In Elie Wiesel’s memoir, Night, chapter one details the relationship between Elie and Moshe the Beadle. Described as a wise vagrant, Moshe is a foreigner in Sighet, making him slightly suspicious to the rest of the Jewish community. Elie, however, considers him a harmless and even wise man.
Elie and Moshe first meet in 1941, when Elie is just thirteen years old. While praying at the synagogue, Moshe asks Elie why he cries when he prays. The conversation begins their relationship as student and teacher. Moshes becomes Elie’s tutor, instructing him in the ways of Jewish mysticism. Elie believes that learning the Kabbalah will answer his questions about God and reality.

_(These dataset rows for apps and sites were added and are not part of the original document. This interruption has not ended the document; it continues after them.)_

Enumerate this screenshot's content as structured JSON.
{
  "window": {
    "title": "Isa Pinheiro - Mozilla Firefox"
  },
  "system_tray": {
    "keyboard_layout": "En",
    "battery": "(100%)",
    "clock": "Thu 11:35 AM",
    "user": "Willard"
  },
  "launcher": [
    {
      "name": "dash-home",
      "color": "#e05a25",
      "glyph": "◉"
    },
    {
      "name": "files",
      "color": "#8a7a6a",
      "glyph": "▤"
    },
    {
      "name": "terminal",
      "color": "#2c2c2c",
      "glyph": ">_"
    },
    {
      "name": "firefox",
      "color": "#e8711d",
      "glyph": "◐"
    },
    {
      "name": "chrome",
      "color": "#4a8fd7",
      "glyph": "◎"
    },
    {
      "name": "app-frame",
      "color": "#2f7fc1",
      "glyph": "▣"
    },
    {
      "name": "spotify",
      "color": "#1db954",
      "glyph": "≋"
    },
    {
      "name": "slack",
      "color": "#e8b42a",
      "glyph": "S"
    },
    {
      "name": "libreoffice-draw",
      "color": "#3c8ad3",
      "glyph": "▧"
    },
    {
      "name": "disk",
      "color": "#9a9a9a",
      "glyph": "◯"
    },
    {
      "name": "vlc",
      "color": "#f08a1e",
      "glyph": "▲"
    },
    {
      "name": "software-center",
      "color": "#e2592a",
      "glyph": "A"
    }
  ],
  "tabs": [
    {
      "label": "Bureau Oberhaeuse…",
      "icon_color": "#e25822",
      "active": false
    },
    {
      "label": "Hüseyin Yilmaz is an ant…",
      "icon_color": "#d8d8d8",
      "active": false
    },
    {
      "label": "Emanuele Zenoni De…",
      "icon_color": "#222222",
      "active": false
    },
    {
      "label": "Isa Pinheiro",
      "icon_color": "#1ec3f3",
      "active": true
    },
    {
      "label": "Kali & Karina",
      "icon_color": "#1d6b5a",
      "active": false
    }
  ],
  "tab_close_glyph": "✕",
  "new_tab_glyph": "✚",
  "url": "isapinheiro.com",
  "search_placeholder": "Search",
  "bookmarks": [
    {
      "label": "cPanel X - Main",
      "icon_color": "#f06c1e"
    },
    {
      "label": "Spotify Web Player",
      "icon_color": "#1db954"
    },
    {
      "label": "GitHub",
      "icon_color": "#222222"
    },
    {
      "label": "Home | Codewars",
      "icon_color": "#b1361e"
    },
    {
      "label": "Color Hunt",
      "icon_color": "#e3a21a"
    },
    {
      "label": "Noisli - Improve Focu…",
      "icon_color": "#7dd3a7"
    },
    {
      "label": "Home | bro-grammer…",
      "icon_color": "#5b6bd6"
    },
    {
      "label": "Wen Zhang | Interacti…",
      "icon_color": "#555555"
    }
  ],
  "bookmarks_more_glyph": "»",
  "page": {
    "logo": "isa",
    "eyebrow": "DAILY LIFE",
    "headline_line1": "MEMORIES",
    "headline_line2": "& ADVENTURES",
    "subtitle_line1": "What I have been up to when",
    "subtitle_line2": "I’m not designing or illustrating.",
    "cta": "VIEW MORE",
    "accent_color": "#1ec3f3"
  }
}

In 1942 Moshe and the rest of Sighet’s foreign Jews are deported. Elie is upset, but quickly moves on. It comes as a complete surprise to Elie that Moshe returns after a few months. Moshe tells his story about nearly dying at the hands of the Nazis, but no one, not even Elie, believes him. Elie pities Moshe, believing with the rest of the Jewish community that Moshe’s warnings are the ramblings of a madman.